◆ **Problem to solve**
Number of lines with "icon" in the data: give that figure by itself.

-------- Supplied data --------

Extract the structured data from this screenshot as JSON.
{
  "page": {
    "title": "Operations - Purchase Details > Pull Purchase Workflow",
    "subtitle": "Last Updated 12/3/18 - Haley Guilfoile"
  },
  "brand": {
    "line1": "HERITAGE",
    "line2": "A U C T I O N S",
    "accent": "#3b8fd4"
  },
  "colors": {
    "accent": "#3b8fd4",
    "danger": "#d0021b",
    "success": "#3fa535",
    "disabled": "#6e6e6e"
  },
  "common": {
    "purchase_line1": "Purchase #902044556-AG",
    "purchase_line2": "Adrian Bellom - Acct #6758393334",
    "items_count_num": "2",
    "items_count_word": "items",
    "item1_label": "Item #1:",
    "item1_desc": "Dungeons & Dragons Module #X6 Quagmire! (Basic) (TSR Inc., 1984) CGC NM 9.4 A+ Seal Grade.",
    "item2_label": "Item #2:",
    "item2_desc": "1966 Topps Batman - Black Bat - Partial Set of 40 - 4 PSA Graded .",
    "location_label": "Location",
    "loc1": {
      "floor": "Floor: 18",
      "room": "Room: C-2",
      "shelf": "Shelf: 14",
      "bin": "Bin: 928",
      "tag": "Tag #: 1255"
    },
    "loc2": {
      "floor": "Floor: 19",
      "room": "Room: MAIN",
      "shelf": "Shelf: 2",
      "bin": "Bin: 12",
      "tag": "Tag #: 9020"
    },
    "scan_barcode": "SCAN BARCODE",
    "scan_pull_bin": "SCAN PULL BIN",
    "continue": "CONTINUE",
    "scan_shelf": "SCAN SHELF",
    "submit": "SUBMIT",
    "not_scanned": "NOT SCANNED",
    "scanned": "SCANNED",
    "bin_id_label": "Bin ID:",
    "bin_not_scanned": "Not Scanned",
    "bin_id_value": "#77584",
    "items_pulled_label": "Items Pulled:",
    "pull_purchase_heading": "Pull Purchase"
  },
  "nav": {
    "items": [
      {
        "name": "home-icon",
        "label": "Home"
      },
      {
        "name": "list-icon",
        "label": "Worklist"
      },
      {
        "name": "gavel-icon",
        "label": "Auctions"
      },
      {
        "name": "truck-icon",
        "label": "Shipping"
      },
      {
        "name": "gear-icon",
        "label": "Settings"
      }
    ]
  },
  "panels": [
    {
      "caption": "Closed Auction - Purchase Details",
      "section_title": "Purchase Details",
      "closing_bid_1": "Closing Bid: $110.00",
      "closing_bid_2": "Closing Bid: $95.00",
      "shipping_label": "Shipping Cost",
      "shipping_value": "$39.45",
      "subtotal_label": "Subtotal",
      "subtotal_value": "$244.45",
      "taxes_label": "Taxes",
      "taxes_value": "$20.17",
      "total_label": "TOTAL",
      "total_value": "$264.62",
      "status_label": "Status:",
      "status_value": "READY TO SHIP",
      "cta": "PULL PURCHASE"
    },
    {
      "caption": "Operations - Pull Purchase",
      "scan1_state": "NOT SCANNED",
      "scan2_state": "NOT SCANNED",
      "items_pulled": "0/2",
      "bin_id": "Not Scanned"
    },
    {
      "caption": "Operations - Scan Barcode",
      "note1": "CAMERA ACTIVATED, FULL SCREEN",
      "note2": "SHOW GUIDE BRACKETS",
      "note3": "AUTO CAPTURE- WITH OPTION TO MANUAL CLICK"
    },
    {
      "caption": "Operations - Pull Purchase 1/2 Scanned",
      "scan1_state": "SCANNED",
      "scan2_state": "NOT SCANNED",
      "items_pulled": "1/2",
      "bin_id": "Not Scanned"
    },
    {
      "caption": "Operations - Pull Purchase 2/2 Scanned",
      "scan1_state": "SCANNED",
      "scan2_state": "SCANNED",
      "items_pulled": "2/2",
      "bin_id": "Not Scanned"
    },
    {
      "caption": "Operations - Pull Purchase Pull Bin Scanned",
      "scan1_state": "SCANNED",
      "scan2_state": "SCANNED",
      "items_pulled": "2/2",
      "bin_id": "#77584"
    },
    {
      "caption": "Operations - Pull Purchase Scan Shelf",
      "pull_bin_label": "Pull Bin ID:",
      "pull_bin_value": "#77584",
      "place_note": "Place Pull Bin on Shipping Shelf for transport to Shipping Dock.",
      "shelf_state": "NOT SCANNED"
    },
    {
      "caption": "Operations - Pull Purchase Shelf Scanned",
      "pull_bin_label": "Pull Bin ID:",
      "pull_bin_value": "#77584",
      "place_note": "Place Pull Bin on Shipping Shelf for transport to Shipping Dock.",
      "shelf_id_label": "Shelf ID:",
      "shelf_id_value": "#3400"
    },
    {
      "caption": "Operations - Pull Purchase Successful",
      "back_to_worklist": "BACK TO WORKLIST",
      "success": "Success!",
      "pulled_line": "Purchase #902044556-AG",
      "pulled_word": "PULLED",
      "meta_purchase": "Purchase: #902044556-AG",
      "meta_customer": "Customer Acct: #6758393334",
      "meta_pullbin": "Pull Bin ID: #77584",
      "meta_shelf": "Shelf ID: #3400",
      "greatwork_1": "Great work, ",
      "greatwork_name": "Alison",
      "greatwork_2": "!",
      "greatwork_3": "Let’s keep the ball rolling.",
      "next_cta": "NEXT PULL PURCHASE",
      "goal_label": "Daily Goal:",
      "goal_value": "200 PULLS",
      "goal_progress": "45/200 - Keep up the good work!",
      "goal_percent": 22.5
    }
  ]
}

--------

◆ **Answer section**
5